Hashshashin – Badakhshan
If a musical recording is often referred to as a journey, it is not too far off an idea to turn a journey into music. With “Badakhshan”, Australian instrumental psychedelic/Middle Eastern proggers Hashshashin did just that.
Lachlan R. Dale, who plays the guitar and various other string instruments, travelled the vast area historically known as Badakhshan, which stretches across parts of what today is Afghanistan, Tajikistan and China. Eventually, he turned his experiences in this often barren landscape full of history, a melting pot of different cultures and religions and known for its rich musical tradition, into the Sydney trio’s sophomore album.

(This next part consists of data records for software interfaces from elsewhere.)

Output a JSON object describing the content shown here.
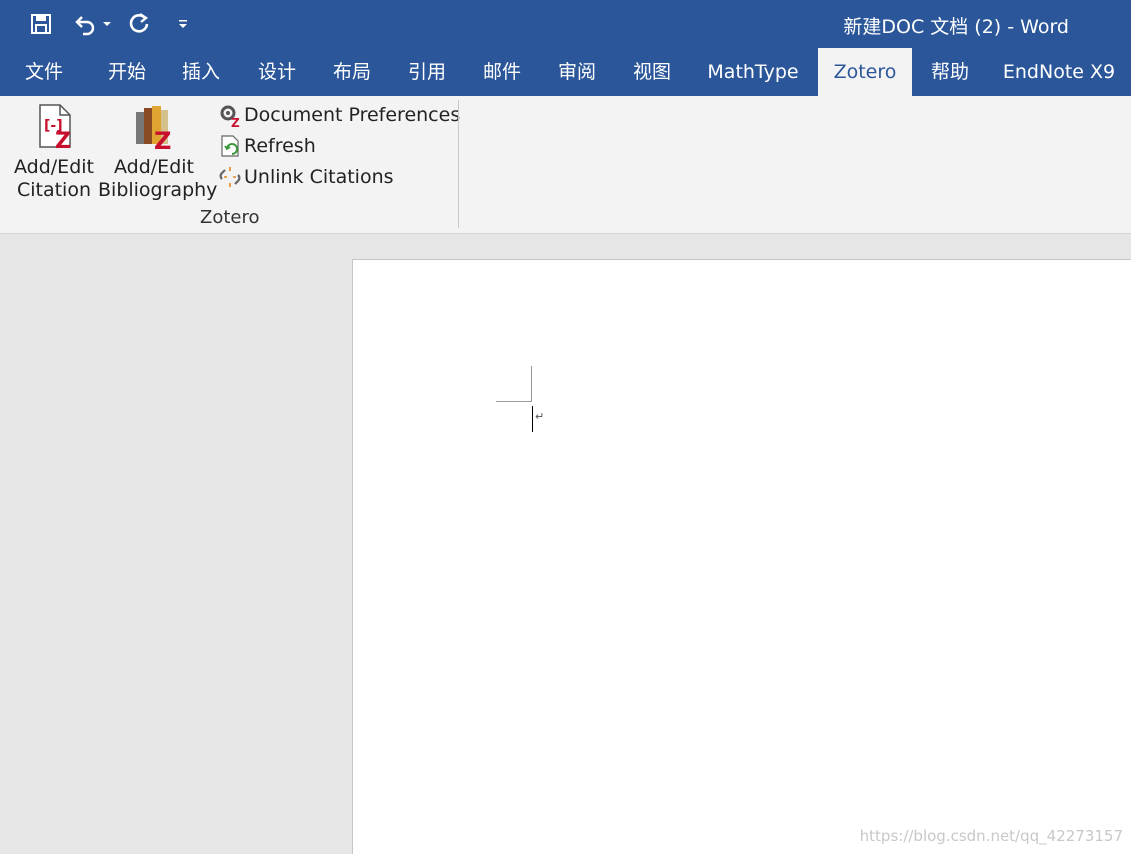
{
  "titlebar": {
    "title": "新建DOC 文档 (2)  -  Word",
    "qat": [
      "save-icon",
      "undo-icon",
      "undo-dropdown-icon",
      "redo-icon",
      "customize-qat-icon"
    ]
  },
  "tabs": [
    {
      "label": "文件"
    },
    {
      "label": "开始"
    },
    {
      "label": "插入"
    },
    {
      "label": "设计"
    },
    {
      "label": "布局"
    },
    {
      "label": "引用"
    },
    {
      "label": "邮件"
    },
    {
      "label": "审阅"
    },
    {
      "label": "视图"
    },
    {
      "label": "MathType"
    },
    {
      "label": "Zotero"
    },
    {
      "label": "帮助"
    },
    {
      "label": "EndNote X9"
    }
  ],
  "ribbon": {
    "add_citation": {
      "line1": "Add/Edit",
      "line2": "Citation"
    },
    "add_bibliography": {
      "line1": "Add/Edit",
      "line2": "Bibliography"
    },
    "doc_prefs": "Document Preferences",
    "refresh": "Refresh",
    "unlink": "Unlink Citations",
    "group_label": "Zotero"
  },
  "document": {
    "paragraph_mark": "↵"
  },
  "watermark": "https://blog.csdn.net/qq_42273157",
  "colors": {
    "accent": "#2b579a",
    "ribbon_bg": "#f3f3f3",
    "zotero_red": "#c8102e"
  }
}
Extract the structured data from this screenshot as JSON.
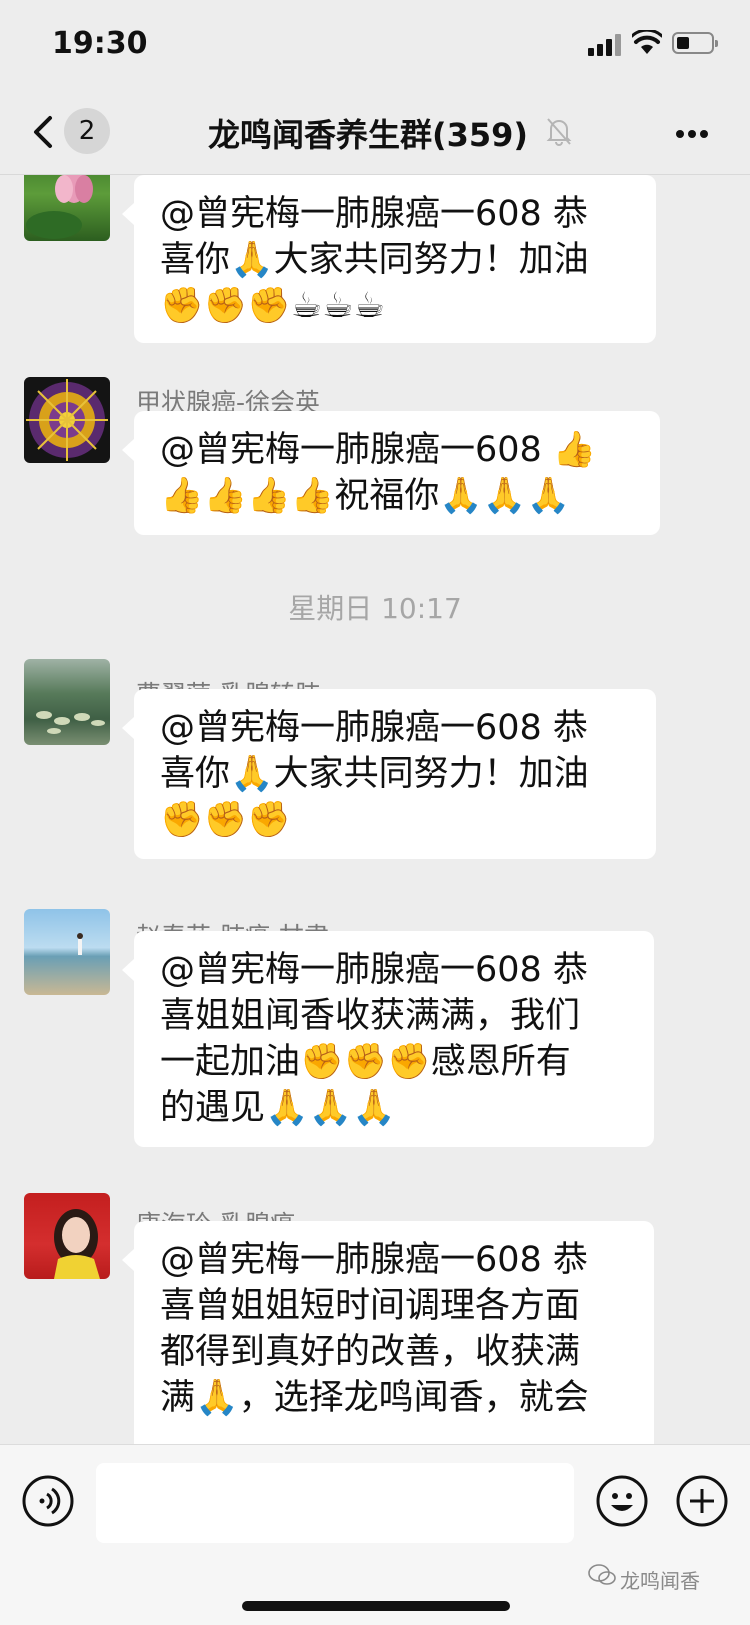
{
  "status_bar": {
    "time": "19:30"
  },
  "nav": {
    "back_badge": "2",
    "title": "龙鸣闻香养生群(359)"
  },
  "messages": [
    {
      "sender": "",
      "avatar": "lotus-avatar",
      "lines": [
        "@曾宪梅一肺腺癌一608 恭",
        "喜你🙏大家共同努力！加油",
        "✊✊✊☕☕☕"
      ]
    },
    {
      "sender": "甲状腺癌-徐会英",
      "avatar": "mandala-avatar",
      "lines": [
        "@曾宪梅一肺腺癌一608 👍",
        "👍👍👍👍祝福你🙏🙏🙏"
      ]
    },
    {
      "sender": "曹翠萍-乳腺转肺",
      "avatar": "pond-avatar",
      "lines": [
        "@曾宪梅一肺腺癌一608 恭",
        "喜你🙏大家共同努力！加油",
        "✊✊✊"
      ]
    },
    {
      "sender": "赵春花-肺癌-甘肃",
      "avatar": "beach-avatar",
      "lines": [
        "@曾宪梅一肺腺癌一608 恭",
        "喜姐姐闻香收获满满，我们",
        "一起加油✊✊✊感恩所有",
        "的遇见🙏🙏🙏"
      ]
    },
    {
      "sender": "康海玲-乳腺癌",
      "avatar": "woman-avatar",
      "lines": [
        "@曾宪梅一肺腺癌一608 恭",
        "喜曾姐姐短时间调理各方面",
        "都得到真好的改善，收获满",
        "满🙏，选择龙鸣闻香，就会"
      ]
    }
  ],
  "timestamp": "星期日 10:17",
  "watermark": "龙鸣闻香"
}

Compared to their (stunning) 2016 debut release “nihsahshsaH”, “Badakhshan” appears less rocky and gives space to an almost meditative flow of music, making for quite a different but just as rewarding experience.
The instrumentation used is just as varied as the influences that meet in the land surrounding the Pamir mountains. Dale adds instruments such as Persian setar, Pamiri setor and Afghan rubab to his 6 and 12 string guitars and the Irish bouzouki, and also drummer Evan McGregor enriches his arsenal with Moroccan krabebs, harmonium and didgeridoo. Cam Macdonald’s bass never gets in the way of the other instruments but ties them together with a subtle but ever-present undertone. The violin played by Natalya Bing adds even more atmosphere to several songs.
With the music being as diverse as the Central-Asian landscape, “Badakhshan” is not only a trip across mountains and through valleys but also a spiritual journey. From all-in proggy epics as the dynamic ‘Crossing the Panj’ and the psychedelic, at times post-rocky ‘Shrines Of The Wakhan’, Hashshashin takes us to enchanting melodies as in the almost ritualistic repetitions of ‘Sarhadd’ (with its incredibly tight drumming).
Hashshashin – Crossing the Panj (click here if video doesn’t play)
We feel the incredibly vast expanse of ‘The Taklamakan’, the immense sand desert covering an area roughly the size of Germany, in the album’s longest song. In 12:27 minutes, we can almost see caravans travelling across the endless sand dunes and feel the hallucinatory effect of the ever-burning sun.
The setar-driven closer ‘Then He Hid Himself In The Refining Fire’ is another enchanting stream of melodies and repetition, in a way changing the focus from the outside world to our inner landscapes, in a very satisfying way.
Lachlan Dale performing the opening track ‘Qom’ on rubab.
Dale describes the process of creating “Badakhshan” as a way of finding the path back to spirituality “in a culture that has lost both the tools to induce mystical experience and the language to speak about it”. Turns out, music can still be that language. “Badakhshan” evokes a sense for the threads that hold mankind together since thousands of years, and recall an earthy feeling of an ancient tradition far away from our divided modern cultures.
You can read more about Lachland Dale’s travel through Badakhshan and how it inspired the songs over at killyourstereo.com.
- Qom 1:30
- Crossing The Panj 7:30
- Death In Langar 4:36
- Shrines Of The Wakhan 8:42
- Sarhadd 7:09
- The Taklamakan 12:27
- Then He Hid Himself In The Refining Fire 10:14